Hedge Fund Performance Commentary – 2008 in Review
December 2008 Performance
December has traditionally been a positive month for hedge funds, and 2008 was no different; the Eurekahedge Hedge Fund Index returned a healthy 1%1, positive for the first time since May 2008. The month’s gains came despite a continued decline in the global economic outlook in December and negative repercussions from the Madoff scandal. The latter meant that redemption pressures continued to be an issue despite improved performance and the fact that more funds locked-in their investors during the month.
In terms of strategy allocations, directional macro (1.7%) and CTA/managed futures (1.4%), and to a lesser extent, equity long/short and multi-strategy (up 1% each) funds finished the month strongly higher, with trend-following proving to be the main driver of the month’s gains. Returns from directional equity plays (1.1%) were reflective of underlying equity prices, which remained volatile but ended the month in positive territory.
2008 Performance Review

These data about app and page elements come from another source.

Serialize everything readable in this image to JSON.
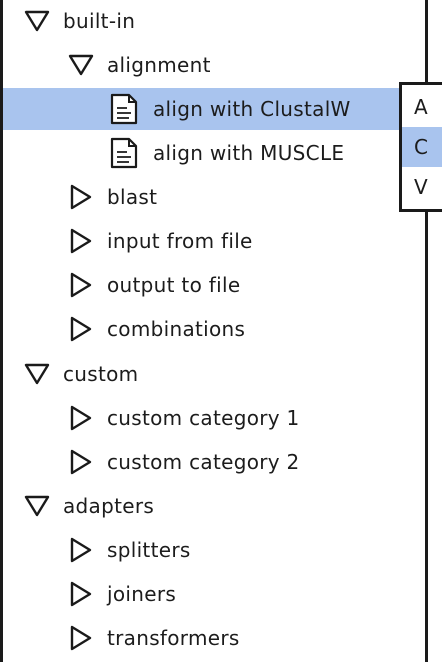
{
  "tree": {
    "nodes": [
      {
        "label": "built-in",
        "kind": "category",
        "expanded": true
      },
      {
        "label": "alignment",
        "kind": "category",
        "expanded": true
      },
      {
        "label": "align with ClustalW",
        "kind": "item",
        "selected": true
      },
      {
        "label": "align with MUSCLE",
        "kind": "item"
      },
      {
        "label": "blast",
        "kind": "category",
        "expanded": false
      },
      {
        "label": "input from file",
        "kind": "category",
        "expanded": false
      },
      {
        "label": "output to file",
        "kind": "category",
        "expanded": false
      },
      {
        "label": "combinations",
        "kind": "category",
        "expanded": false
      },
      {
        "label": "custom",
        "kind": "category",
        "expanded": true
      },
      {
        "label": "custom category 1",
        "kind": "category",
        "expanded": false
      },
      {
        "label": "custom category 2",
        "kind": "category",
        "expanded": false
      },
      {
        "label": "adapters",
        "kind": "category",
        "expanded": true
      },
      {
        "label": "splitters",
        "kind": "category",
        "expanded": false
      },
      {
        "label": "joiners",
        "kind": "category",
        "expanded": false
      },
      {
        "label": "transformers",
        "kind": "category",
        "expanded": false
      }
    ]
  },
  "context_menu": {
    "items": [
      {
        "label": "A"
      },
      {
        "label": "C",
        "highlighted": true
      },
      {
        "label": "V"
      }
    ]
  },
  "colors": {
    "selection": "#a9c4ee",
    "stroke": "#1a1a1a",
    "background": "#ffffff"
  },
  "icons": {
    "expanded": "triangle-down-icon",
    "collapsed": "triangle-right-icon",
    "item": "document-icon"
  }
}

2008 was a particularly rough year for most hedge funds, and stands out as the only negative year in the last nine (as measured by the Eurekahedge Hedge Fund Index). In many respects, the historic and unprecedented market events that transpired between the months of September and November 2008 were quite beyond the control of most fund managers. It is telling that the bulk of the year’s hedge fund losses (-12.3%) came about in those three crucial months (-10.7%).
In terms of strategies, the star performers were CTA/managed futures and, to a lesser extent, directional macro. This is evident from the comparison of absolute and risk-adjusted returns across strategies in the chart below.
Absolute and Risk-adjusted Returns – 2007 vs 2008 (Strategies)
In fact, CTA was the only strategy that saw an improvement in the quality of returns over the previous year in 2008. Funds returned upwards of 17% for 2008, with returns not deviating much from their 2007 levels on a monthly basis. Year-on-year, the Sharpe ratio for CTA funds went up from 1.38 to 1.45. Directional plays were largely profitable on the year, with clear trends in commodity (rising till mid-July, falling since) and currency prices (strengthening US dollar and yen; weakening euro), while heightened market volatility supported the long volatility bias in funds’ options portfolios. Macro strategies were less successful, but still positive on the year (1.8%), and were also the least negative on a risk-adjusted basis (Sharpe ratio of -0.47 for 2008).
Returns across the remaining strategies were more or less uniformly negative with similar risk profiles, as most asset classes could not escape the downturn in the global economy. This was especially true of distressed debt, event-driven and equity long/short funds, as volumes and liquidity dried up in the equity, credit and high-yield markets.
Outlook for 2009
Our outlook for hedge fund performance in 2009 remains cautiously optimistic, as attractive valuations in the equity and credit markets are countered by negative economic data all round and an uncertain investment climate. On the upside, most managers are positioned for an environment of heightened risk aversion and volatility; leverage levels are down and cash levels are up across the board, while an increasing number of funds have restricted or locked down on redemptions, created sidepockets etc in an effort to avoid liquidity constraints and closing positions at a loss.
With fund closures on the rise, new launches on the decline, industry size back at end-2006 levels, and due diligence more important than ever, consolidation is certainly under way within the industry. But we believe the worst is over in terms of investor redemptions and fund liquidations.